===== Data to process

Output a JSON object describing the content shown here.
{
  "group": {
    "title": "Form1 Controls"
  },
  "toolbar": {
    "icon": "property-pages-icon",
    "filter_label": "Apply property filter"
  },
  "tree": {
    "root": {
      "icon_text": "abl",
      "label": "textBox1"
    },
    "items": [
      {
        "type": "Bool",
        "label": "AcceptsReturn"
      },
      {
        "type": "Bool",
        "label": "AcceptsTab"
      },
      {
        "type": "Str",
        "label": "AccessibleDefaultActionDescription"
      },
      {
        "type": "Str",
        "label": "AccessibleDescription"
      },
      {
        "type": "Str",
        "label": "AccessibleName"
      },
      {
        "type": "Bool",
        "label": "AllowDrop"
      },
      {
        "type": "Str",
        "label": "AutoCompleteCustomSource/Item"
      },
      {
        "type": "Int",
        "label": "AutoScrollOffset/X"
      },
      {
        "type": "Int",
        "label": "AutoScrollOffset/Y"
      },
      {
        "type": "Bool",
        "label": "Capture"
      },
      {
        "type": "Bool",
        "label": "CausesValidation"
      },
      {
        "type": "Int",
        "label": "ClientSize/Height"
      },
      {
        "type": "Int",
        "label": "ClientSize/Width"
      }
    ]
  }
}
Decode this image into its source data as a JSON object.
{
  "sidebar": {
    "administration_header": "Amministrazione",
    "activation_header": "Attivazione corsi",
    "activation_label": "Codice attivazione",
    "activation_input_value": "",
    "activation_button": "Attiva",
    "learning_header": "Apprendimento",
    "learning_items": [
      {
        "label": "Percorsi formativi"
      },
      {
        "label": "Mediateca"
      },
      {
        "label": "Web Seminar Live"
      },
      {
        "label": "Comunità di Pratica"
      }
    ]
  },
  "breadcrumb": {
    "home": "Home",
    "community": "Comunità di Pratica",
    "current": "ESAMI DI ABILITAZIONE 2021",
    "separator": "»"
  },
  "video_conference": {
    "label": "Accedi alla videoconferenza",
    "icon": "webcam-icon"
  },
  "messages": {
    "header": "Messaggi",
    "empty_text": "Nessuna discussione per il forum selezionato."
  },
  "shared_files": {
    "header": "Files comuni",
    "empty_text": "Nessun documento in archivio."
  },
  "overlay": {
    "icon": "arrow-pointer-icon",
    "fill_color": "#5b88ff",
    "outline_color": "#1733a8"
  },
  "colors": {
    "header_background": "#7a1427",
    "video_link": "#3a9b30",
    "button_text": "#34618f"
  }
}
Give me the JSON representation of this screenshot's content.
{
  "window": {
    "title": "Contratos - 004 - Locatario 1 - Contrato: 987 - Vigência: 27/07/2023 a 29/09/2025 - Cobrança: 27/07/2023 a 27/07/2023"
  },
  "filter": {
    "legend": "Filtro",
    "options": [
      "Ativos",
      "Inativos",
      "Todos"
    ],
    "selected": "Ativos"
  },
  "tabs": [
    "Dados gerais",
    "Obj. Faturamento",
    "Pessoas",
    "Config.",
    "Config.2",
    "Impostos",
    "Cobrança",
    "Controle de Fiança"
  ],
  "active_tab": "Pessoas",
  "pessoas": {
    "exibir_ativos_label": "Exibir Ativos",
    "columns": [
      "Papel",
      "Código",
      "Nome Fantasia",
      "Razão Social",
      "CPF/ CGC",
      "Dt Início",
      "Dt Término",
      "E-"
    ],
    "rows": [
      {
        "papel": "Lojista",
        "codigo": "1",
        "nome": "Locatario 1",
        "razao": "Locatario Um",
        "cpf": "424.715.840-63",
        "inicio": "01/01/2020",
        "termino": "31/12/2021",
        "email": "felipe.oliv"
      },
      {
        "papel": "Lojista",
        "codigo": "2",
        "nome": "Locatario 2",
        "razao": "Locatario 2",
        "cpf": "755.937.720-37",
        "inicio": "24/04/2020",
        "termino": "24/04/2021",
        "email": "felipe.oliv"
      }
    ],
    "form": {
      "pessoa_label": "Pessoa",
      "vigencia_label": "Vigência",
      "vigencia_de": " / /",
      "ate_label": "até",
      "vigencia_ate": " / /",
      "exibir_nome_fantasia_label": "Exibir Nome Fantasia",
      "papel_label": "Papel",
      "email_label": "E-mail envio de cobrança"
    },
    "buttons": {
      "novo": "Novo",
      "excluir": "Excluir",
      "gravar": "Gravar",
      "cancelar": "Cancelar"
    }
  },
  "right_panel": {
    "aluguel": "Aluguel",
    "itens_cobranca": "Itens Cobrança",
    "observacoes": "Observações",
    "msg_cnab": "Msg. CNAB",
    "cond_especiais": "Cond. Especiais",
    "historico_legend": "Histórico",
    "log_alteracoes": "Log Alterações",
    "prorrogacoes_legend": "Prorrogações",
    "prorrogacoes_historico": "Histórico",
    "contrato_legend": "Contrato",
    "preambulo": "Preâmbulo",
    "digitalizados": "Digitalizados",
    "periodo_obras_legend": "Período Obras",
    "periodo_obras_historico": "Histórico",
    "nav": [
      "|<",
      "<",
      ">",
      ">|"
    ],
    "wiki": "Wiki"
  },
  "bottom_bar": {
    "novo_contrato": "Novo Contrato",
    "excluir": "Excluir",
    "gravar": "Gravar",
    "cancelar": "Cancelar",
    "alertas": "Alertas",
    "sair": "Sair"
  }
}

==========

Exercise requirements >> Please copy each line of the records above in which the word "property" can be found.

Reply >>
    "icon": "property-pages-icon",
    "filter_label": "Apply property filter"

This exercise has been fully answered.